All of the data below should be copied exactly as it stands.

> [EXERCISE MATERIALS]
══════════════════════════════

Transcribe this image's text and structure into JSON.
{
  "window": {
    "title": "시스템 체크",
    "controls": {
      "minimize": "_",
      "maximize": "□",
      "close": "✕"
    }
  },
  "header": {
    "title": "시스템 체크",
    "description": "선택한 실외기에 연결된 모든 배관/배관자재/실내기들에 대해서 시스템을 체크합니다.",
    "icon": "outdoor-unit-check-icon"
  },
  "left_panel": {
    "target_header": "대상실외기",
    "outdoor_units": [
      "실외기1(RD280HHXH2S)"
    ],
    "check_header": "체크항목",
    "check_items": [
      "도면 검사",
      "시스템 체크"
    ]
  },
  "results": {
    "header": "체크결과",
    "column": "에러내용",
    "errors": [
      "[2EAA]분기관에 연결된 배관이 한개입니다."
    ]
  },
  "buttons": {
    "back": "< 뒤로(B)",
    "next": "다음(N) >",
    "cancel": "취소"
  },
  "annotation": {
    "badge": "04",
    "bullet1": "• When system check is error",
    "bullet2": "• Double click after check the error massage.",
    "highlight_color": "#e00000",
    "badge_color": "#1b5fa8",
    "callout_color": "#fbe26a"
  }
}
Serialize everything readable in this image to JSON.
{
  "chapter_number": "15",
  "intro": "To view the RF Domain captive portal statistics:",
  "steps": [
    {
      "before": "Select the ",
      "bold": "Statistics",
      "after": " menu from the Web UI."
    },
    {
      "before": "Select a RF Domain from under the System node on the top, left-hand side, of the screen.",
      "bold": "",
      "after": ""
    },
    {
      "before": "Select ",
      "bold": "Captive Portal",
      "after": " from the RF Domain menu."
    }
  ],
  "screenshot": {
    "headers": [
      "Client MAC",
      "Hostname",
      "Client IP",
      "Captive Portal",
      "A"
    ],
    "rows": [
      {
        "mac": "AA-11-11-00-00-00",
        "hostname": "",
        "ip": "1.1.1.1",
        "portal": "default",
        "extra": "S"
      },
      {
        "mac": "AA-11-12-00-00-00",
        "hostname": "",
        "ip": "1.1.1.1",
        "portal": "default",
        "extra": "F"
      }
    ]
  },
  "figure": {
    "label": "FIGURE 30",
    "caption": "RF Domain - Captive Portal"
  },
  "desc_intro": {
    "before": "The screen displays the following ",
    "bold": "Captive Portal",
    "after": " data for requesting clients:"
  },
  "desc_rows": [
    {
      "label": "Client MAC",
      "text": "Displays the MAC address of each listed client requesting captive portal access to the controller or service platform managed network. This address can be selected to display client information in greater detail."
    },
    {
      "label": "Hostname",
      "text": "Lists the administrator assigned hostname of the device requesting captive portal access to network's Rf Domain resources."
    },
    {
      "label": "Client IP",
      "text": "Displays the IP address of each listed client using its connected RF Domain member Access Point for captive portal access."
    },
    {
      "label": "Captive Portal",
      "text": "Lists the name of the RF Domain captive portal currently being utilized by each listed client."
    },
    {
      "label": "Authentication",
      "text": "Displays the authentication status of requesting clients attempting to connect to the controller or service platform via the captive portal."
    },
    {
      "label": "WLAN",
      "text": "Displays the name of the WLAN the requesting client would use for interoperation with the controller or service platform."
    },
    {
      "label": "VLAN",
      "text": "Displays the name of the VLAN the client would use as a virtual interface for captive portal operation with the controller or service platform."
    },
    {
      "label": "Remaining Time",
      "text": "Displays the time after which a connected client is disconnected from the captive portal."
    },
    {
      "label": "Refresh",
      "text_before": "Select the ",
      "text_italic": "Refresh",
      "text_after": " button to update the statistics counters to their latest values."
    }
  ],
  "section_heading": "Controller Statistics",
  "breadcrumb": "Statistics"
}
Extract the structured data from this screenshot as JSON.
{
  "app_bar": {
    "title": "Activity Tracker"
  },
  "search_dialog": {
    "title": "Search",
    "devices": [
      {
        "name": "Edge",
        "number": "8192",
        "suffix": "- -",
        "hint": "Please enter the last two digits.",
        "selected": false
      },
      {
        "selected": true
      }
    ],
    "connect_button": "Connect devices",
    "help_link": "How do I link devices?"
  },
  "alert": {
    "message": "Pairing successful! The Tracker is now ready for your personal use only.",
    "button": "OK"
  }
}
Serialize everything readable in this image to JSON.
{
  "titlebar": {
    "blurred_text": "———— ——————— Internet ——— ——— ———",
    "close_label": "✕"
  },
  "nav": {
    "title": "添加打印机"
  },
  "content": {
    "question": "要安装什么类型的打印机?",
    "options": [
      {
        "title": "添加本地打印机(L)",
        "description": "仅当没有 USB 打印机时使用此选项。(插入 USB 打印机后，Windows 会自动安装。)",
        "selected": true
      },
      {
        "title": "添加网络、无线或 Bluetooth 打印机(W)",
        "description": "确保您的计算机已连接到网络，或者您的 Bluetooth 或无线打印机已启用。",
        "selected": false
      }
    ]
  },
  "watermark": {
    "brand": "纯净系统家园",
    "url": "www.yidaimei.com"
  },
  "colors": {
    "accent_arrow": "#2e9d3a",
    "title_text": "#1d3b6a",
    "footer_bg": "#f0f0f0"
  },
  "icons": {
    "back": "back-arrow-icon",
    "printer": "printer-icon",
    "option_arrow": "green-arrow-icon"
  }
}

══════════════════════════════

> [OUTPUT BELOW]
Transcribe this image's text and structure into JSON.
{
  "window": {
    "title": "시스템 체크",
    "controls": {
      "minimize": "_",
      "maximize": "□",
      "close": "✕"
    }
  },
  "header": {
    "title": "시스템 체크",
    "description": "선택한 실외기에 연결된 모든 배관/배관자재/실내기들에 대해서 시스템을 체크합니다.",
    "icon": "outdoor-unit-check-icon"
  },
  "left_panel": {
    "target_header": "대상실외기",
    "outdoor_units": [
      "실외기1(RD280HHXH2S)"
    ],
    "check_header": "체크항목",
    "check_items": [
      "도면 검사",
      "시스템 체크"
    ]
  },
  "results": {
    "header": "체크결과",
    "column": "에러내용",
    "errors": [
      "[2EAA]분기관에 연결된 배관이 한개입니다."
    ]
  },
  "buttons": {
    "back": "< 뒤로(B)",
    "next": "다음(N) >",
    "cancel": "취소"
  },
  "annotation": {
    "badge": "04",
    "bullet1": "• When system check is error",
    "bullet2": "• Double click after check the error massage.",
    "highlight_color": "#e00000",
    "badge_color": "#1b5fa8",
    "callout_color": "#fbe26a"
  }
}
Serialize everything readable in this image to JSON.
{
  "chapter_number": "15",
  "intro": "To view the RF Domain captive portal statistics:",
  "steps": [
    {
      "before": "Select the ",
      "bold": "Statistics",
      "after": " menu from the Web UI."
    },
    {
      "before": "Select a RF Domain from under the System node on the top, left-hand side, of the screen.",
      "bold": "",
      "after": ""
    },
    {
      "before": "Select ",
      "bold": "Captive Portal",
      "after": " from the RF Domain menu."
    }
  ],
  "screenshot": {
    "headers": [
      "Client MAC",
      "Hostname",
      "Client IP",
      "Captive Portal",
      "A"
    ],
    "rows": [
      {
        "mac": "AA-11-11-00-00-00",
        "hostname": "",
        "ip": "1.1.1.1",
        "portal": "default",
        "extra": "S"
      },
      {
        "mac": "AA-11-12-00-00-00",
        "hostname": "",
        "ip": "1.1.1.1",
        "portal": "default",
        "extra": "F"
      }
    ]
  },
  "figure": {
    "label": "FIGURE 30",
    "caption": "RF Domain - Captive Portal"
  },
  "desc_intro": {
    "before": "The screen displays the following ",
    "bold": "Captive Portal",
    "after": " data for requesting clients:"
  },
  "desc_rows": [
    {
      "label": "Client MAC",
      "text": "Displays the MAC address of each listed client requesting captive portal access to the controller or service platform managed network. This address can be selected to display client information in greater detail."
    },
    {
      "label": "Hostname",
      "text": "Lists the administrator assigned hostname of the device requesting captive portal access to network's Rf Domain resources."
    },
    {
      "label": "Client IP",
      "text": "Displays the IP address of each listed client using its connected RF Domain member Access Point for captive portal access."
    },
    {
      "label": "Captive Portal",
      "text": "Lists the name of the RF Domain captive portal currently being utilized by each listed client."
    },
    {
      "label": "Authentication",
      "text": "Displays the authentication status of requesting clients attempting to connect to the controller or service platform via the captive portal."
    },
    {
      "label": "WLAN",
      "text": "Displays the name of the WLAN the requesting client would use for interoperation with the controller or service platform."
    },
    {
      "label": "VLAN",
      "text": "Displays the name of the VLAN the client would use as a virtual interface for captive portal operation with the controller or service platform."
    },
    {
      "label": "Remaining Time",
      "text": "Displays the time after which a connected client is disconnected from the captive portal."
    },
    {
      "label": "Refresh",
      "text_before": "Select the ",
      "text_italic": "Refresh",
      "text_after": " button to update the statistics counters to their latest values."
    }
  ],
  "section_heading": "Controller Statistics",
  "breadcrumb": "Statistics"
}
Extract the structured data from this screenshot as JSON.
{
  "app_bar": {
    "title": "Activity Tracker"
  },
  "search_dialog": {
    "title": "Search",
    "devices": [
      {
        "name": "Edge",
        "number": "8192",
        "suffix": "- -",
        "hint": "Please enter the last two digits.",
        "selected": false
      },
      {
        "selected": true
      }
    ],
    "connect_button": "Connect devices",
    "help_link": "How do I link devices?"
  },
  "alert": {
    "message": "Pairing successful! The Tracker is now ready for your personal use only.",
    "button": "OK"
  }
}
Serialize everything readable in this image to JSON.
{
  "titlebar": {
    "blurred_text": "———— ——————— Internet ——— ——— ———",
    "close_label": "✕"
  },
  "nav": {
    "title": "添加打印机"
  },
  "content": {
    "question": "要安装什么类型的打印机?",
    "options": [
      {
        "title": "添加本地打印机(L)",
        "description": "仅当没有 USB 打印机时使用此选项。(插入 USB 打印机后，Windows 会自动安装。)",
        "selected": true
      },
      {
        "title": "添加网络、无线或 Bluetooth 打印机(W)",
        "description": "确保您的计算机已连接到网络，或者您的 Bluetooth 或无线打印机已启用。",
        "selected": false
      }
    ]
  },
  "watermark": {
    "brand": "纯净系统家园",
    "url": "www.yidaimei.com"
  },
  "colors": {
    "accent_arrow": "#2e9d3a",
    "title_text": "#1d3b6a",
    "footer_bg": "#f0f0f0"
  },
  "icons": {
    "back": "back-arrow-icon",
    "printer": "printer-icon",
    "option_arrow": "green-arrow-icon"
  }
}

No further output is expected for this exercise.